Listed records >>
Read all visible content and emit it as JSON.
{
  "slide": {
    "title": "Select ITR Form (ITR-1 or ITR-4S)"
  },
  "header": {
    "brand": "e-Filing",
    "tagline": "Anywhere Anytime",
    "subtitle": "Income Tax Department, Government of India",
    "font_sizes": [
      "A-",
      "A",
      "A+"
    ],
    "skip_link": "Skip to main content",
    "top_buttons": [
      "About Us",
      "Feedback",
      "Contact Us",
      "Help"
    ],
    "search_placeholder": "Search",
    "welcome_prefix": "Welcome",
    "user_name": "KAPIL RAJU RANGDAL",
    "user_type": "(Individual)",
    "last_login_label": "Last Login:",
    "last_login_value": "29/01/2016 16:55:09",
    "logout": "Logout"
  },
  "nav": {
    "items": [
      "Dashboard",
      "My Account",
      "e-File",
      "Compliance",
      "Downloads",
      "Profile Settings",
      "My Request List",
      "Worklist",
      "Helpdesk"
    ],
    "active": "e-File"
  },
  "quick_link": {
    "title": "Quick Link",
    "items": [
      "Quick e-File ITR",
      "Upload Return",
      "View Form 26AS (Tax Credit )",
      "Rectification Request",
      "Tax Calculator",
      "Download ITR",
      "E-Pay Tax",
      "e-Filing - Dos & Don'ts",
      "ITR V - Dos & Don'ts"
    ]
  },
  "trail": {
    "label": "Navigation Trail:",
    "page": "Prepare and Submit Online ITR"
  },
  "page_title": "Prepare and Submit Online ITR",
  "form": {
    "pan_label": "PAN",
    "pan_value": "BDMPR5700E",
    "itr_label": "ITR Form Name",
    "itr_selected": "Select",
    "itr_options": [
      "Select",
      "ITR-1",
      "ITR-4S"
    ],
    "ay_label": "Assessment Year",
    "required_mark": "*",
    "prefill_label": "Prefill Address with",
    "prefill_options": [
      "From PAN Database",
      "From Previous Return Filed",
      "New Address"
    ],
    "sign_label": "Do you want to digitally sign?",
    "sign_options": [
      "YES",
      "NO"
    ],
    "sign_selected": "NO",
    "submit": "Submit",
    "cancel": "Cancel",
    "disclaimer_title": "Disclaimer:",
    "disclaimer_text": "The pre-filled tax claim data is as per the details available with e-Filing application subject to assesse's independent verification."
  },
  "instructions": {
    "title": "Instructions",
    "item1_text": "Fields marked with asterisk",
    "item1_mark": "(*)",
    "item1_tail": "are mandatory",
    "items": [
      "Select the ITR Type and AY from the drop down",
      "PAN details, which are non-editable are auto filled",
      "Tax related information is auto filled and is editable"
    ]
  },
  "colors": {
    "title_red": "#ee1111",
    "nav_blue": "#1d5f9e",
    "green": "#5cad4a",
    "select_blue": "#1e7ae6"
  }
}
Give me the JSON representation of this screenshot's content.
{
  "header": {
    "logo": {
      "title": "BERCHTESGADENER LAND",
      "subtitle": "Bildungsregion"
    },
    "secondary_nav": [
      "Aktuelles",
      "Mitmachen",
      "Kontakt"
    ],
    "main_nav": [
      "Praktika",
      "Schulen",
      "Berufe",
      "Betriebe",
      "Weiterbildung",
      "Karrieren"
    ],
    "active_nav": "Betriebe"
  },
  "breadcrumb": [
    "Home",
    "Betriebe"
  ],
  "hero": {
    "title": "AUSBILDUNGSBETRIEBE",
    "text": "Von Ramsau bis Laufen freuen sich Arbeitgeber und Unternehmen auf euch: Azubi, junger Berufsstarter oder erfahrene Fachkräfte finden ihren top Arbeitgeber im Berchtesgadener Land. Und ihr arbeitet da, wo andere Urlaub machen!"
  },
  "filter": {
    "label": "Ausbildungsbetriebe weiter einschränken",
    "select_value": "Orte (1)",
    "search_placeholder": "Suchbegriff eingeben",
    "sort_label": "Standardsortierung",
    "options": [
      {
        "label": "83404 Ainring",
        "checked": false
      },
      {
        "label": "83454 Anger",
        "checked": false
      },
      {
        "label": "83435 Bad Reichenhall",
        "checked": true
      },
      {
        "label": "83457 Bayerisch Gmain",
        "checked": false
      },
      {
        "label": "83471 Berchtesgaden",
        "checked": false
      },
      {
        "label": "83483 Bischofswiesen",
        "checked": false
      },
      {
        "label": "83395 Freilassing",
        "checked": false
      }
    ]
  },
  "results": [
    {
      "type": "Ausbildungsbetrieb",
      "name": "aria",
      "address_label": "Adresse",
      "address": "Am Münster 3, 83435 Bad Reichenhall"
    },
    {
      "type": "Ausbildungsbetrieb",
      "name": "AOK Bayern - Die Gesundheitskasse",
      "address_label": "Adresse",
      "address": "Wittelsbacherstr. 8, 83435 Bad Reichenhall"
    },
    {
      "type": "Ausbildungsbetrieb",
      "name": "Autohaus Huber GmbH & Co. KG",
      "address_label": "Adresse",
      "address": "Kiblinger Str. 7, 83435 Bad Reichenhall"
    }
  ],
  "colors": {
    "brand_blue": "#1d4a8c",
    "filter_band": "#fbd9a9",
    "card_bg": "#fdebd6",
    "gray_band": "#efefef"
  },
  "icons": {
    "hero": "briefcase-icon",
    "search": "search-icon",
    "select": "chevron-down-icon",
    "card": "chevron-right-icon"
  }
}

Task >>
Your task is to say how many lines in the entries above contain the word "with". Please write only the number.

Response for this exercise >>
3